In June 2021, the Office of The Director of National Intelligence (ODNI) issued its report, “Preliminary assessment: Unidentified Aerial Phenomena,” to Congress on the UAP issue. It stated that “The majority of UAP data is from U.S. Navy reporting.” The United States Air Force (USAF) has been silent on the issue, as noted by Former Deputy Assistant Secretary of Defense for Intelligence Christopher Mellon.
We believe there is one primary reason for this silence. UAPs, better known as UFOs by the general public, have been tampering with our nuclear-tipped intercontinental ballistic missiles, or ICBMs, for decades, and the USAF doesn’t want the public to know.
In response to a growing missile threat from Russia, the United States Air Force began the deployment of ICBMs in 1959. Since then, hundreds of these nuclear weapons have been buried in silos spread throughout northern tier states. Today, groups of ten Minuteman nuclear-tipped missiles, known as flights, are controlled by pairs of Air Force Launch Control Officers who sit in a control capsule buried deep underground, known as a Launch Control Center. For decades, these highly vetted and highly trained USAF officers have stood watch, ready to launch these weapons at the direction of the President of the United States.
In 2010, 2013, and 2021, several retired USAF officers held a news conference at The National Press Club in Washington DC. Minuteman ICBM launch officers and other USAF personnel detailed dozens of events of UAPs disabling their nuclear-tipped ICBMs during the 1960s. I interviewed retired USAF Captains Robert Salas and David Schindele, who were part of these press events, to understand why the Air Force is silent.
Salas, a United States Air Force Academy Graduate, was a Minuteman Launch Control Officer at the 490th strategic missile squadron in Malmstrom AFB, Montana. On the morning of March 24, 1967, while on duty with his commander 60 feet below in his Launch Control Center, he received a panicked phone call from an above-ground security guard that a large glowing red object was hovering above the facility. Within minutes, all ten of their Minuteman I ICBMs began going offline in rapid succession, indicating issues with their guidance control systems. The missiles were offline for an entire day before finally being brought back to alert status.
Following the incident, Salas and his commander returned to base. Met by the squadron commander and an officer from the Air Force Office of Special Investigations (AFOSI ), they were required to sign a nondisclosure agreement and ordered never to discuss the event again.
“The USAF may have concluded that they do not want to acknowledge they have come up with no effective defense…thereby admitting to an extraterrestrial military superiority,” Salas told us.
Schindele detailed a similar event in Minot AFB, North Dakota, in September 1966; however, he was part of the relief crew that took over a flight of Minuteman missiles that had been disabled the night before by a large craft.
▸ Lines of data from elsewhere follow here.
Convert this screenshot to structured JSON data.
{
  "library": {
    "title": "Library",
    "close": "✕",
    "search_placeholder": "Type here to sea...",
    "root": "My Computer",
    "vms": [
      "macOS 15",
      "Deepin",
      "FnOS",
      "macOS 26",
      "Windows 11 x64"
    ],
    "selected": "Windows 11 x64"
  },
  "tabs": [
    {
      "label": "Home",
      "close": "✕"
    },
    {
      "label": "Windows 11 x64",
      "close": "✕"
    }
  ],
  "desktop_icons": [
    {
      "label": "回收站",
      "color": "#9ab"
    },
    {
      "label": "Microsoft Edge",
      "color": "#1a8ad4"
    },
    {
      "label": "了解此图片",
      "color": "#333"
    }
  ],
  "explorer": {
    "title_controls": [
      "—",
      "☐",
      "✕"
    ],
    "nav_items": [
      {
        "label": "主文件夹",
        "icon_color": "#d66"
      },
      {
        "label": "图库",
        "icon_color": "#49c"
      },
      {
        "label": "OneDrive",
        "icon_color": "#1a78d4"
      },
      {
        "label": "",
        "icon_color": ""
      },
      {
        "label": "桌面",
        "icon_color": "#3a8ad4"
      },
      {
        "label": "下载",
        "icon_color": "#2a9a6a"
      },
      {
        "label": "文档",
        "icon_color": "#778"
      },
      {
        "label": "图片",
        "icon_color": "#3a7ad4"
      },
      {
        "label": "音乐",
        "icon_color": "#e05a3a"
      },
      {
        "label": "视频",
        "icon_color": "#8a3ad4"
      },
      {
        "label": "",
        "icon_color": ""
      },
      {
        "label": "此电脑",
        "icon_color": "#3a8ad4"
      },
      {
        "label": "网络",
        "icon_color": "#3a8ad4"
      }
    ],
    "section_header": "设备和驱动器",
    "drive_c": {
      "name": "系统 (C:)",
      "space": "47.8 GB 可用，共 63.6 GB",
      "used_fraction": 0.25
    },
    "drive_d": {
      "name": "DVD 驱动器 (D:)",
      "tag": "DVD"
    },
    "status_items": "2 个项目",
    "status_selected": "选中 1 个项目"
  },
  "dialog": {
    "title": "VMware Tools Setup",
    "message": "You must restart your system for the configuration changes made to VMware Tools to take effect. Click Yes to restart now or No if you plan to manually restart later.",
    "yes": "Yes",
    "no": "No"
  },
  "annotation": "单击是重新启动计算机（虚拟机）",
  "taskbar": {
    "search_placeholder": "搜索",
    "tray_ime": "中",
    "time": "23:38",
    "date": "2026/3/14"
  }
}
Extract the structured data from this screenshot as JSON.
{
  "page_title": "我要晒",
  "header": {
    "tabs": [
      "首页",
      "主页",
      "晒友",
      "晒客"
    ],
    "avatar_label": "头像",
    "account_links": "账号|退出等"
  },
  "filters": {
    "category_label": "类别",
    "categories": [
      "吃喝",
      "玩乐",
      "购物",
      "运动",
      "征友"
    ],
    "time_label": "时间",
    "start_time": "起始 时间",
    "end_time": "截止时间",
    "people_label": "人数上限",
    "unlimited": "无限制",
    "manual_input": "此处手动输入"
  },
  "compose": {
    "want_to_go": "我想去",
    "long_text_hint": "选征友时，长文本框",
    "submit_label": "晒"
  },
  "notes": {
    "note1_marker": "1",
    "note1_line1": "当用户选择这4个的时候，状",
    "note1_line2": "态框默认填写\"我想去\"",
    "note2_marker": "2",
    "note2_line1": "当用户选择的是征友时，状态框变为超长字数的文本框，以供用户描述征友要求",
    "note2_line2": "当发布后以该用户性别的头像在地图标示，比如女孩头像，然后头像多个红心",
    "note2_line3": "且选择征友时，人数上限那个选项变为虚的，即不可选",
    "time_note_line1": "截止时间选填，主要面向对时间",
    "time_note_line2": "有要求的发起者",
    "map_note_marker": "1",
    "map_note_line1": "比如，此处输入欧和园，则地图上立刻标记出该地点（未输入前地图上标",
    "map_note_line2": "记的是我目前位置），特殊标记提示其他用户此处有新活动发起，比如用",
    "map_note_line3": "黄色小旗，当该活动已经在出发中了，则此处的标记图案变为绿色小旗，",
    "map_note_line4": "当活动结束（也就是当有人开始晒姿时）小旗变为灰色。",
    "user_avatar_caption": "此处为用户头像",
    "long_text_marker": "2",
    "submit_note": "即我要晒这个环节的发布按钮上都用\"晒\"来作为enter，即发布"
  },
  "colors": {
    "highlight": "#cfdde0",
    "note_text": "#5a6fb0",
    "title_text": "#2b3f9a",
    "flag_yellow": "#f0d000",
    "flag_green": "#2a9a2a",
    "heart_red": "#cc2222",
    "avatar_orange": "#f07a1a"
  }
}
The ICBM’s were offline for several days, and while he was not required to sign an NDA, he was ordered by AFOSI not to speak of the event, even amongst other Air Force personnel.
“We were mystified how this object could take all ten of our missiles off alert and make them un-launchable…We couldn’t believe what we had just gone through especially talking with people topside, the tenor of their voices and expressions on their faces.”
Years later, at Air Force reunions, Schindele discovered that UAP incidents in the missile fields were common. “There have been many incidents I’ve heard about years later that happened when I was there… to hear the way they explain this, the emotion that comes out, that it strikes you, that what they experienced was quite traumatic.”
“The Air Force doesn’t want the American people to know that the military cannot protect them from this highly intelligent technical stuff that exists with these objects. This is beyond the physics and imagination that we have, and I’m sure the Air Force cannot explain a good part of this and don’t want to admit it,” stated Schindele.
These retired USAF officers trusted with our nuclear weapons are some of the most vetted military officers in the country. Many other airmen have gone on record with similar stories. It is time for Congress to have them testify in open hearings. More importantly, Congress must demand answers from the United States Air Force. Why have they been hiding this all along, and why can they not protect our skies?
Matthew Ford is a political filmmaker and the founder of the Political Action Committee Stand For Better.